New York City Mayor Bill de Blasio wants permission from the state Legisature to use a special income tax on wealthy people who live or work in his city to pay for full-day pre-K classes in the five boroughs.
Gov. Andrew Cuomo has a different idea. He prefers to use money from the state budget to fund pre-K for the entire state, including New York City. No need to tax the rich — to whom the governor hopes to give tax cuts.
Detractors say Mr. de Blasio’s plan would just drive more of the well-off away from the state, shifting the entire tax burden on everyone else.
Mr. Cuomo added his own twist last week, arguing that pre-K should not be something only rich school districts can afford — implying, it seems, that Mr. de Blasio’s plan to have his city pay for its own program was an elitist approach that somehow harms the poor children of the rest of the state.
Mr. de Blasio didn’t help his cause by responding that pre-school children in the New York City are among the poorest in the nation.
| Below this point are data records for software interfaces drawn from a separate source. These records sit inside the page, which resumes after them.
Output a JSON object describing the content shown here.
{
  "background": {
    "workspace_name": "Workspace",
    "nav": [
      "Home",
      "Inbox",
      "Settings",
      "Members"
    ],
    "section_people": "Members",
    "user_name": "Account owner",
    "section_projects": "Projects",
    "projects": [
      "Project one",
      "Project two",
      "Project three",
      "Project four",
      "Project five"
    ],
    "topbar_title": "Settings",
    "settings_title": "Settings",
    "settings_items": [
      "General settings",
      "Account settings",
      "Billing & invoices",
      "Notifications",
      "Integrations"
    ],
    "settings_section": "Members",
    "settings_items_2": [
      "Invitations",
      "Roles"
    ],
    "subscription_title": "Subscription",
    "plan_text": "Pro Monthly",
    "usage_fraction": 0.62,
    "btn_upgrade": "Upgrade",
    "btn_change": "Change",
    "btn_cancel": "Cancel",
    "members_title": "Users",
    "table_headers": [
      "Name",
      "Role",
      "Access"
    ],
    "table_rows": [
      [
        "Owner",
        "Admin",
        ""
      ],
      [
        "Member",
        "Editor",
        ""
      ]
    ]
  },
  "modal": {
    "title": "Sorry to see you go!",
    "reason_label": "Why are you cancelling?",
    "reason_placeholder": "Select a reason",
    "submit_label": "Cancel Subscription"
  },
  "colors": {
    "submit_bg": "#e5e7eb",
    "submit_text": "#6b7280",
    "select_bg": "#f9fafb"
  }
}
Immediately, mayors and state senators from across the state reacted angrily, saying they were offended by Mr. de Blasio’s remarks and that their communities were just as poor or even more impoverished than the Big Apple.
Lost in these sidetracks is this fact: Mr. de Blasio’s idea would help the rest of New York out, a reality that should be obvious to Mr. Cuomo, Senate Republicans, and upstate mayors.
The governor well knows that coming up with enough money to fund pre-K statewide from the tight state budget will be no easy task, especially when he’s also proposing a two-year program to freeze local property taxes while giving high earners a tax break. Mr. Cuomo’s executive budget doesn’t come close to fully funding pre-K statewide. His excuse — that universal pre-K would take some years to fully implement — only skirts the issue.
Here’s some simple math for the governor: Allowing Mr. de Blasio to pay for pre-K by taxing the richest people who live and work in New York City would cover 750,000 children. It would not only allow the mayor to honor a campaign promise; it would mean New York City doesn’t have to depend on the state for this particular chunk of aid. Put another way, the money New York City wouldn’t need would be freed up for the rest of the state’s school districts to implement pre-K.
And Mr. Cuomo would get credit for bringing about a smart, popular pre-K program without having to raise taxes, maintaining his image as socially progressive but fiscally conservative.
We fail to see a downside here — unless asking New York City’s wealthiest residents to pay a little more for the sake of a better future for New York and its children is what’s really troubling Mr. Cuomo.

Monday, February 17, 2014

De Blasio Strikes Conciliatory Note on Pre-K

Gov. Andrew Cuomo, left, and Mayor Bill de Blasio at the Wilborn Temple in Albany on Sunday.
Mike Groll/Associated Press
Gov. Andrew Cuomo, left, and Mayor Bill de Blasio at the Wilborn Temple in Albany on Sunday.
At a church service in Albany, Gov. Andrew M. Cuomo was joined by Mayor Bill de Blasio, in town for the New York State Black, Puerto Rican, Hispanic and Asian Legislative Caucus Weekend.

Sunday, February 16, 2014

Character Study: Her Creative Exuberance Has No Limits

Now this widow with waning strength has resumed the quest, and is more productive and ambitious than ever, working all day, every day.
“I was always driven,” she said. “I can’t sleep if I don’t do my artwork.”
For evidence of this obsession, let us now enter a four-bedroom house in Maplewood, N.J., where Ms. Wint, 85, lived for the past 30 years.

Even after months of neatening by her son Ted Wint, the house is still so crowded with prints, canvases and sculptures that one can move through it only in narrow walkways.

Saturday, February 15, 2014

After Storm, 100% Attendance Is Not 100% Accurate

A few schools in New York City reported perfect or near-perfect attendance rates, but a few of them were inaccurately high.